If revolutions inevitably eat their own, the Cuban revolution wasted little time before taking a big bite out of its gay population. In the mid-'60s, many gays were hauled off to concentration camps, among them Reinaldo Arenas, who had the unfortunate distinction of being both gay and a writer. Over the course of his rather short life--he committed suicide in New York City at age 47--Arenas managed to amass an international reputation as a poet and novelist while publishing next to nothing in Cuba itself. This is tragically ironic when you consider that Arenas' work was, literally and figuratively, grounded in his native soil. One of his earliest memories was of eating dirt. And as we learn in Before Night Falls, a movie based on Arenas' 1993 memoir, he was more or less forced to eat dirt his whole life. Directed by Julian Schnabel, Before Night Falls is entranced with the lush greens of the Cuban countryside, the bright white light of the sun and the glistening brown skin of people who seem born to enjoy themselves. Yet the movie doesn't shy away from the degradations Arenas had to endure--the arrests, the interrogations, the imprisonments, the suicide attempts, all because he insisted on his own meaning for the phrase "Cuba Libre." Spain's Javier Bardem, who's received an Oscar nomination, gives a performance that's both silky and determined. Bardem has sad eyes and a slight slump to his shoulders, and you start to wonder whether he's ferocious enough to play Arenas. But there's more than one kind of ferocity in this world. Arenas, who claimed to have had sex with 5,000 men by the time he was 25, was ferociously sensual.
Schnabel, who co-wrote the script, leaves out all but a few of those sexual encounters, but he can hardly be said to have stinted on sensuality. Before Night Falls is full of beautiful men and their beautiful bodies, so much so that we recoil when an older writer issues a warning to Arenas regarding Castro's Cuba: "Beauty is the enemy." And speaking of beauty, Johnny Depp has a jaw-dropping cameo as Bon Bon, a transvestite who smuggles Arenas' manuscripts out of prison via that place in the human body where the sun don't shine.

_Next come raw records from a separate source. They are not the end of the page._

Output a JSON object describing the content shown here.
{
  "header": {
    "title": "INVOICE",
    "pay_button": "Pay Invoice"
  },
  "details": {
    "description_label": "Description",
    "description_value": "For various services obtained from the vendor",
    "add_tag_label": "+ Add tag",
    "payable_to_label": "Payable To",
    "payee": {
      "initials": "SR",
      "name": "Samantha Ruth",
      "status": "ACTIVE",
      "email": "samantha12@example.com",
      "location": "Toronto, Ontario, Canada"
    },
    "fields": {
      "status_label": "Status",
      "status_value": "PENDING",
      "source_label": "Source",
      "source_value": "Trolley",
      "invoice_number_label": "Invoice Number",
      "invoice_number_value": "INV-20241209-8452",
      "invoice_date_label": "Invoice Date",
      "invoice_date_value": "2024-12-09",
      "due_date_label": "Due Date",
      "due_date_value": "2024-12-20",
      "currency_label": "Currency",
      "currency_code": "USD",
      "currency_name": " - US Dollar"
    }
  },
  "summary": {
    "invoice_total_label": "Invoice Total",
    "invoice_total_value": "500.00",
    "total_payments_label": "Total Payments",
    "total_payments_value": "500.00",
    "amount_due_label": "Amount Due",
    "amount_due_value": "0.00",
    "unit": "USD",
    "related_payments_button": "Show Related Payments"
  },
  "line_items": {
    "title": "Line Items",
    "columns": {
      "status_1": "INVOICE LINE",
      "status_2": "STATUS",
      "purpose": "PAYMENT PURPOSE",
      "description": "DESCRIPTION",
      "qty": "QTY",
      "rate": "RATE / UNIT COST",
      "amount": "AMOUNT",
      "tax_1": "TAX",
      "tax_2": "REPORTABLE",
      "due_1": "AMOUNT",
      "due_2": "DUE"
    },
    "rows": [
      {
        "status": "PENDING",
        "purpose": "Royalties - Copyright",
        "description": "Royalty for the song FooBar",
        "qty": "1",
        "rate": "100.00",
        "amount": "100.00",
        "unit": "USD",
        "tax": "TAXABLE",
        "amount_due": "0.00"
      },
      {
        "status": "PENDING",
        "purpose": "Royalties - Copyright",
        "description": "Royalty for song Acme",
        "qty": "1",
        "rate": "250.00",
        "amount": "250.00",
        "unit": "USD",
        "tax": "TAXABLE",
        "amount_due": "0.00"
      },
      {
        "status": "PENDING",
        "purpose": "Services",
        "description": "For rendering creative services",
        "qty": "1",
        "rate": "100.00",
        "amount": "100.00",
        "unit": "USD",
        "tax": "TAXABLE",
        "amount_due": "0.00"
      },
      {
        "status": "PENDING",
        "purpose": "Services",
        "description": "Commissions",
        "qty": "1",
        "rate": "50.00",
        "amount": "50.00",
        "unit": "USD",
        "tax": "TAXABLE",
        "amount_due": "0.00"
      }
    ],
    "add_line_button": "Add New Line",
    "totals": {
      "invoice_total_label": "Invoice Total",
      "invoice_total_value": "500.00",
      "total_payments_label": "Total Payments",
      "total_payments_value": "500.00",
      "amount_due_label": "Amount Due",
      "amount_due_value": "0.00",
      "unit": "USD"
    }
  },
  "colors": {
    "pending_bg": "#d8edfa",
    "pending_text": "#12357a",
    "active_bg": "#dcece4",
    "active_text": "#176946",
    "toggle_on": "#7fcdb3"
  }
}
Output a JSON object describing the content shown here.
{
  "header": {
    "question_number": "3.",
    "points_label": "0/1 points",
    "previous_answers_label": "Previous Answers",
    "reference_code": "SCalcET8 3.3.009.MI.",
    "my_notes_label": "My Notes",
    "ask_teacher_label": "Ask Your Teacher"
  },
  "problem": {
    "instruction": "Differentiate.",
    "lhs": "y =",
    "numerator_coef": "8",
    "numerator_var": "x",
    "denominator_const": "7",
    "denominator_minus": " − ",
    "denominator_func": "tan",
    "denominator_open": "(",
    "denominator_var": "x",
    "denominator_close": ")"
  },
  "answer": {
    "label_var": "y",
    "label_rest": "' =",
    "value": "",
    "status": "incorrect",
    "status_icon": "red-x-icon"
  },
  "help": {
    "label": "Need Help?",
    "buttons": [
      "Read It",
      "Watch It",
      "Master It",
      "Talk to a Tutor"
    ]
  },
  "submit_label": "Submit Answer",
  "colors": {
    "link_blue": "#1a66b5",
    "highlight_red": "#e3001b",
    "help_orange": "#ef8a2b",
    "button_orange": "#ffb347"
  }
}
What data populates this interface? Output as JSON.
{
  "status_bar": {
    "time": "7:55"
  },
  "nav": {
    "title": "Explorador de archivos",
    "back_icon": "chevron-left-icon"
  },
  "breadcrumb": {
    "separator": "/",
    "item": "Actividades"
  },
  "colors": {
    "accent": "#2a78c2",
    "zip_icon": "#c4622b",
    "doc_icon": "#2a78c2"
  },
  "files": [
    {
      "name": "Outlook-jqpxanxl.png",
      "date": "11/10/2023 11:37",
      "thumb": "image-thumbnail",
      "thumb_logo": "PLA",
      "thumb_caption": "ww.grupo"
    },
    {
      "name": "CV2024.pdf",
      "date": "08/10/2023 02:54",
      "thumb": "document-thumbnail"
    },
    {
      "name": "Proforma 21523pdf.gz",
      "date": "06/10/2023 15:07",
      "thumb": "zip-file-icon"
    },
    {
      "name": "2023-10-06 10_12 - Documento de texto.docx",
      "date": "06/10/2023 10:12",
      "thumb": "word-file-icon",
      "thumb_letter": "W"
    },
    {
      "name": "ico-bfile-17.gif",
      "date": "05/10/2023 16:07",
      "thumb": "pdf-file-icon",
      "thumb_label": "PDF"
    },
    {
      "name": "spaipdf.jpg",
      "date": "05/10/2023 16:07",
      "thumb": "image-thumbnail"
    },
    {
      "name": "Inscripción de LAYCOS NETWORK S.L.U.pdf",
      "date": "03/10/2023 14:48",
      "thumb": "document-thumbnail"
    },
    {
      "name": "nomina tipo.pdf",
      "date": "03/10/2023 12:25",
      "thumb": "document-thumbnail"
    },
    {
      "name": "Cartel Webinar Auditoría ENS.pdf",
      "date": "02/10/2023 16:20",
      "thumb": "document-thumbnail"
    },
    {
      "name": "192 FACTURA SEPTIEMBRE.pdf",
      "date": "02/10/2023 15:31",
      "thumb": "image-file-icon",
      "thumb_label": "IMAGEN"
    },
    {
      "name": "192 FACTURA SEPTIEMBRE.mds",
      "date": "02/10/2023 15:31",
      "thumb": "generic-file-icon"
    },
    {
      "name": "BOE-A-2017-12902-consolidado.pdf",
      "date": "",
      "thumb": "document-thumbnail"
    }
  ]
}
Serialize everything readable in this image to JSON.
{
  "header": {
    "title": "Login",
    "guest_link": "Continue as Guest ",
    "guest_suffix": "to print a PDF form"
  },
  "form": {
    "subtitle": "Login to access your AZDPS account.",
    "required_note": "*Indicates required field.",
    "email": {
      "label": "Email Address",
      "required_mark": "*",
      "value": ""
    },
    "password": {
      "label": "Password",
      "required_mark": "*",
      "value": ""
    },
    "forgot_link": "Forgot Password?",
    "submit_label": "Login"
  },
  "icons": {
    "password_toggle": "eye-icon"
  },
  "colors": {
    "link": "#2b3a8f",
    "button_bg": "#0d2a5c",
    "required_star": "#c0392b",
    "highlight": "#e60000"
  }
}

When did this actor develop such balls-to-the-walls courage? And is it not a fitting tribute to a man who, no matter what was thrown at him, found a way to both get on with his life and get it all down on paper? "Why do you write?" someone asks Arenas at one point. His one-word answer: "Revenge."